# Linear independent eigenvectors and eigenvalues

I have T as a linear transformation from V to V over the field F, V has dimension n. T has the maximum number n distinct eigenvalues, then show that there exists a basis of V consisting of eigenvectors.

I know that if I let $v_1,...,v_r$ be eigenvectors belonging to distinct eigenvalues, then those vectors are linearly independent. Can I make a basis from these linearly independent vector and prove that it spans V?

Also, what will the matrix of T be in respect to this basis?

Thank you for any input!

• If there are $n$ linearly independent vectors in $n$-dimensional space, then they must form a basis.
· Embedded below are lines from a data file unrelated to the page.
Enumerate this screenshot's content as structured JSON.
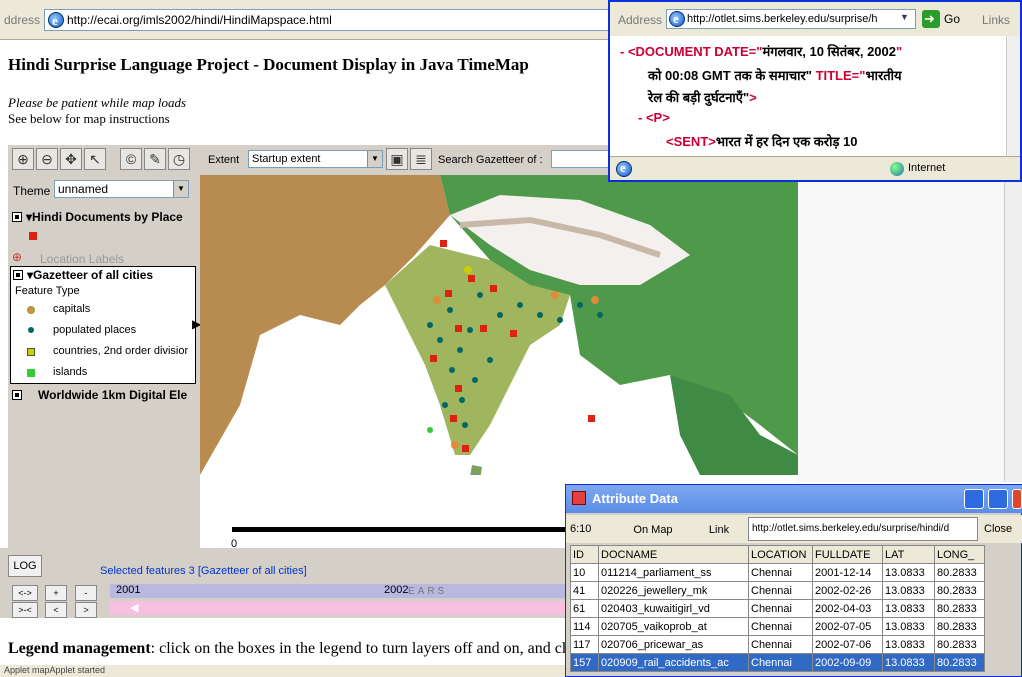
{
  "browser1": {
    "address_label": "ddress",
    "url": "http://ecai.org/imls2002/hindi/HindiMapspace.html"
  },
  "page": {
    "title": "Hindi Surprise Language Project - Document Display in Java TimeMap",
    "patient": "Please be patient while map loads",
    "instructions": "See below for map instructions",
    "legend_bold": "Legend management",
    "legend_text": ": click on the boxes in the legend to turn layers off and on, and cli",
    "status": "Applet mapApplet started"
  },
  "toolbar": {
    "extent_label": "Extent",
    "extent_value": "Startup extent",
    "gazetteer_label": "Search Gazetteer of :"
  },
  "layers": {
    "theme_label": "Theme",
    "theme_value": "unnamed",
    "hindi_docs": "Hindi Documents by Place",
    "location_labels": "Location Labels",
    "gazetteer": "Gazetteer of all cities",
    "feature_type": "Feature Type",
    "features": [
      "capitals",
      "populated places",
      "countries, 2nd order divisior",
      "islands"
    ],
    "worldwide": "Worldwide 1km Digital Ele"
  },
  "map": {
    "scale_zero": "0"
  },
  "controls": {
    "log": "LOG",
    "selected": "Selected features 3 [Gazetteer of all cities]",
    "year1": "2001",
    "year2": "2002",
    "years": "EARS",
    "b1": "<->",
    "b2": "+",
    "b3": "-",
    "b4": ">-<",
    "b5": "<",
    "b6": ">"
  },
  "browser2": {
    "address_label": "Address",
    "url": "http://otlet.sims.berkeley.edu/surprise/h",
    "go": "Go",
    "links": "Links",
    "line1a": "- <DOCUMENT DATE=\"",
    "line1b": "मंगलवार, 10 सितंबर, 2002",
    "line2": "को 00:08 GMT तक के समाचार\"",
    "line2b": " TITLE=\"",
    "line2c": "भारतीय",
    "line3": "रेल की बड़ी दुर्घटनाएँ\"",
    "line3b": ">",
    "line4": "- <P>",
    "line5a": "<SENT>",
    "line5b": "भारत में हर दिन एक करोड़ 10",
    "internet": "Internet"
  },
  "attribute": {
    "title": "Attribute Data",
    "count": "6:10",
    "on_map": "On Map",
    "link": "Link",
    "url": "http://otlet.sims.berkeley.edu/surprise/hindi/d",
    "close": "Close",
    "headers": [
      "ID",
      "DOCNAME",
      "LOCATION",
      "FULLDATE",
      "LAT",
      "LONG_"
    ],
    "rows": [
      [
        "10",
        "011214_parliament_ss",
        "Chennai",
        "2001-12-14",
        "13.0833",
        "80.2833"
      ],
      [
        "41",
        "020226_jewellery_mk",
        "Chennai",
        "2002-02-26",
        "13.0833",
        "80.2833"
      ],
      [
        "61",
        "020403_kuwaitigirl_vd",
        "Chennai",
        "2002-04-03",
        "13.0833",
        "80.2833"
      ],
      [
        "114",
        "020705_vaikoprob_at",
        "Chennai",
        "2002-07-05",
        "13.0833",
        "80.2833"
      ],
      [
        "117",
        "020706_pricewar_as",
        "Chennai",
        "2002-07-06",
        "13.0833",
        "80.2833"
      ],
      [
        "157",
        "020909_rail_accidents_ac",
        "Chennai",
        "2002-09-09",
        "13.0833",
        "80.2833"
      ]
    ]
  },
  "colors": {
    "capitals": "#e08a3c",
    "populated": "#006666",
    "countries": "#cccc00",
    "islands": "#33cc33",
    "docs": "#dd2211"
  }
}
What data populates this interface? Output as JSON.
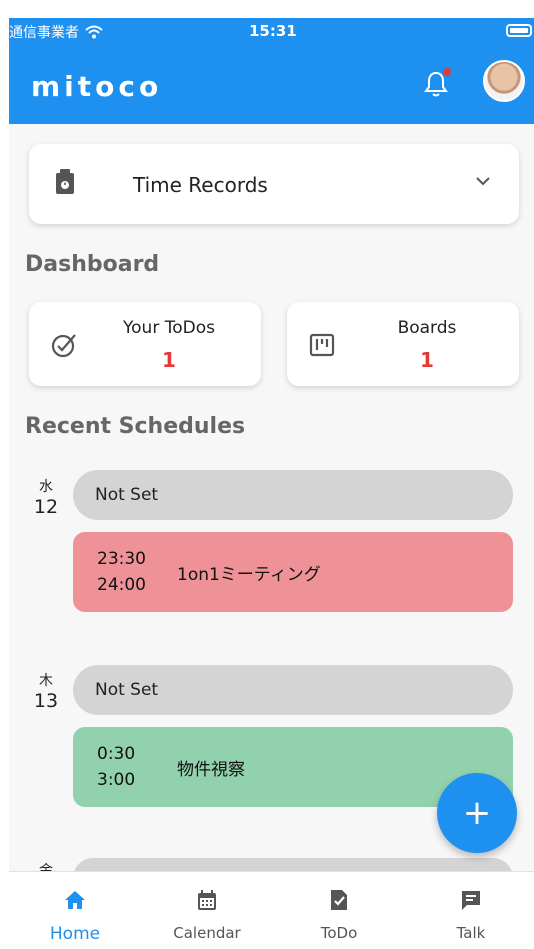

To see what $T$ looks like, consider what $T x_k$ looks like in the basis of eigenvectors. – copper.hat Nov 20 '13 at 3:19
• @Akaichan Do you still need help with this or is Copper.Hat's comment enough. – Git Gud Nov 25 '13 at 21:41

By definition, a basis for $$V$$ is a linearly-independent set of vectors in $$V$$ that spans the space $$V,$$ and the dimension of a finite-dimensional vector space is the number of elements in a basis for $$V,$$ so we know that any basis for $$V$$ must contain exactly $$n$$ linearly-independent vectors. We also know (see Theorem 5 on page 45 of Hoffman and Kunze's Linear Algebra) that every linearly-independent subset of $$V$$ is part of a basis for $$V.$$ You already know that the $$n$$ eigenvectors are linearly independent, so it follows that they form a basis for $$V.$$
To find the matrix of $$T$$ with respect your ordered basis $$\mathscr B$$ of eigenvectors, we use the fact that the ith column of that matrix is given by $$[Tv_i]_{\mathscr B}$$ where $$[ \cdot ]_{\mathscr B}$$ denotes the coordinate matrix with respect to $$\mathscr B.$$ We therefore compute $$[Tv_i]_{\mathscr B} = [\lambda_i v_i]_{\mathscr B} = \begin{bmatrix} 0\\ \vdots\\ 0\\ \lambda_i\\ 0\\ \vdots\\ 0\end{bmatrix}$$ where $$\lambda_i$$ is the eigenvalue associated with eigenvector $$v_i.$$ Thus, the matrix of $$T$$ is a diagonal matrix with the eigenvalues in the diagonal entries ordered by corresponding eigenvectors: $$\begin{bmatrix} \lambda_1 & 0 & \cdots & 0\\ 0 & \lambda_2 & \cdots & 0\\ \vdots & \vdots & \ddots & \vdots\\ 0 & 0 & \cdots & \lambda_n\end{bmatrix}.$$